So if you’re looking for tips on how to get involved with BDSM and meet people who are into it, you’ve come to the wrong place. BUT, there are a number of writings here about how not to get involved (often written by people who are involved).

So, I’m not trying to promote BDSM, but I do want to promote awareness of what BDSM is and isn’t. I have three main reasons for why I want to do this. (If you want more detail on BDSM-related words and phrases. you might want to glance at my dictionary page.) Continue reading Why do I write about BDSM?

The Honest 50 Shades trailer: oh so true!

For those who haven’t seen an Honest trailer before, they’re a series of satirical trailers on YouTube that (as the name suggests) are honest about a film’s or TV series’ faults. The 100th Honest trailer was – you guessed it! – 50 Shades of Grey. The humour in Honest trailers won’t be to everyone’s taste (not all of it is to mine) but for anyone with an axe of bugbears to grind, the 50 Shades trailer makes satisfying viewing. Here it is, along with 10 thoughts I had after watching it:

Continue reading The Honest 50 Shades trailer: oh so true!

About the “steamy action” in 50-Shades-the-film

OK, I want to throw my two cents in when it comes to the portrayal of sex in the film of 50 Shades of Grey. This is partly in response to the rather sarcastic indictment of the film offered by the Honest trailer for it (here if you’re interested), in that the “steamy action” includes contracts, negotiation, clauses, conditions, emails, texting, non-disclosure agreements… Continue reading About the “steamy action” in 50-Shades-the-film

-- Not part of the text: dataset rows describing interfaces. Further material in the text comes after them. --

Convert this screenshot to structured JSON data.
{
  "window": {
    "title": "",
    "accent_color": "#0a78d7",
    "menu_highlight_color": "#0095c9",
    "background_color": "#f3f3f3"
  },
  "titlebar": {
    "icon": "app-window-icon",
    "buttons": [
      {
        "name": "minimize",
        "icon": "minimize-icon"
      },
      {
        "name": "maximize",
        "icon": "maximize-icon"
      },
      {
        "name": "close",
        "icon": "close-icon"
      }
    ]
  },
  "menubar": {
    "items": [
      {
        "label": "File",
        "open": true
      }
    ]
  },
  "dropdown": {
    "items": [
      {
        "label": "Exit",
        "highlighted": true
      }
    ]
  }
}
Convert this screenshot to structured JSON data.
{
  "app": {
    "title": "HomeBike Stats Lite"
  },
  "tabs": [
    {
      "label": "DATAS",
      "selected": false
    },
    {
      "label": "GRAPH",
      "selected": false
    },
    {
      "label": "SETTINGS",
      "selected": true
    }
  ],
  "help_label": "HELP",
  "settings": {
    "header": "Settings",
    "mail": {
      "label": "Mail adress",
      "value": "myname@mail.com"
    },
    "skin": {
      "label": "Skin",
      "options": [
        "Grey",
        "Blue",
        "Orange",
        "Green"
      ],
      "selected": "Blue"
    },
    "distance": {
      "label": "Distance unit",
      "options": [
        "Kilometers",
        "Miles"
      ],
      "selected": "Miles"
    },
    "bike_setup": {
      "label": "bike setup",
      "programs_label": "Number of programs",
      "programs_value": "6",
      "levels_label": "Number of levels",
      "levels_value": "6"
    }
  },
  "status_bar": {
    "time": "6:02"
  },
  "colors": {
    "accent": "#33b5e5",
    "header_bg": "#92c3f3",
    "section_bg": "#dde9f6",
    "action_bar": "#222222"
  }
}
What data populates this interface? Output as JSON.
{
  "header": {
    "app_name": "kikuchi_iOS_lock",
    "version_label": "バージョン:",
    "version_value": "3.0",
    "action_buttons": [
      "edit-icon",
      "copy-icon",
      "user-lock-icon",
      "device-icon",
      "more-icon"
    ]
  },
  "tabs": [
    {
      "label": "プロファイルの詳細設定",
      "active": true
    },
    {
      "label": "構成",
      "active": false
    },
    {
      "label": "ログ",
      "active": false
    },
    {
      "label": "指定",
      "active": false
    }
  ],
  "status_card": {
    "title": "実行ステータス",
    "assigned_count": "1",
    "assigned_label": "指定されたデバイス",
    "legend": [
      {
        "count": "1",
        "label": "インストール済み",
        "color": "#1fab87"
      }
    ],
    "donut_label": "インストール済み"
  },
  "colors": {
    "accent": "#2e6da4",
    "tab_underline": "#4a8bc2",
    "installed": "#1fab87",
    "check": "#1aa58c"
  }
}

What’s bad about “the worst” six slaps?

It took me a moment to register that I was smiling as I read chapter 26 of Fifty Shades of Grey. Yes, you read correctly, I was smiling. Christian and Ana were engaged in a playful game of cat and mouse around the kitchen – he with his dastardly boasting, she with her undaunted wiliness  – and it was fun. Until suddenly it wasn’t a game.

The ending of Fifty Shades of Grey (both film and book) is undeniably one of the most irritating things that I’ve had to get my head round. Ana asks Christian to show her “the worst” in the film or “as bad as it can get” in the book. In the film he asks her if she’s sure, in the book he asks if she’s ready. She says yes. He says he’ll hit her six times. He then hits her six times. He then stops. Does this mean she actually was consenting to the whole relationship and he’s not actually abusive? Deep breath. Content note: I talk about abusive and violent behaviour in this post and the use of discipline in a BDSM context.  Continue reading What’s bad about “the worst” six slaps?

7 essential facts about consent

This piece of writing is a fantastic one-stop-shop about what consent really looks like. The BDSM-er who wrote it intended it more as a vent of frustration than an educational piece, which is why I have ever-so-slightly edited some of the original language. Reproduced with kind permission of tumblr’s HotDogPhoto.


During the last several months, my local community and the scene at large has had a number of issues regarding consent violation, assault, and generally predatory behavior. In the wake of these instances, I’ve seen a lot of discussions of consent and in the course of those discussions I’ve seen a lot of comments that have chilled my blood. People saying things like, “Well, I subscribe to a blanket theory of consent,” or “The older generation of kinksters doesn’t think about consent that way.” The purpose of these statements is often to make it appear that the issue of consent is that of a subjective communal construct that my peers and I are changing after the fact.

Here’s the thing: It’s not. “Consent” as a concept, has been widely employed in medical ethics (and extended to ethics more broadly) through the last 60 years. So, unless you got into the scene before Nuremberg, the word “consent” has entailed much of the same conceptual baggage the whole time. I want to take some time (as someone with years of graduate training in the history and anthropology of medicine, and medical ethics) to clarify some of the facts. Continue reading 7 essential facts about consent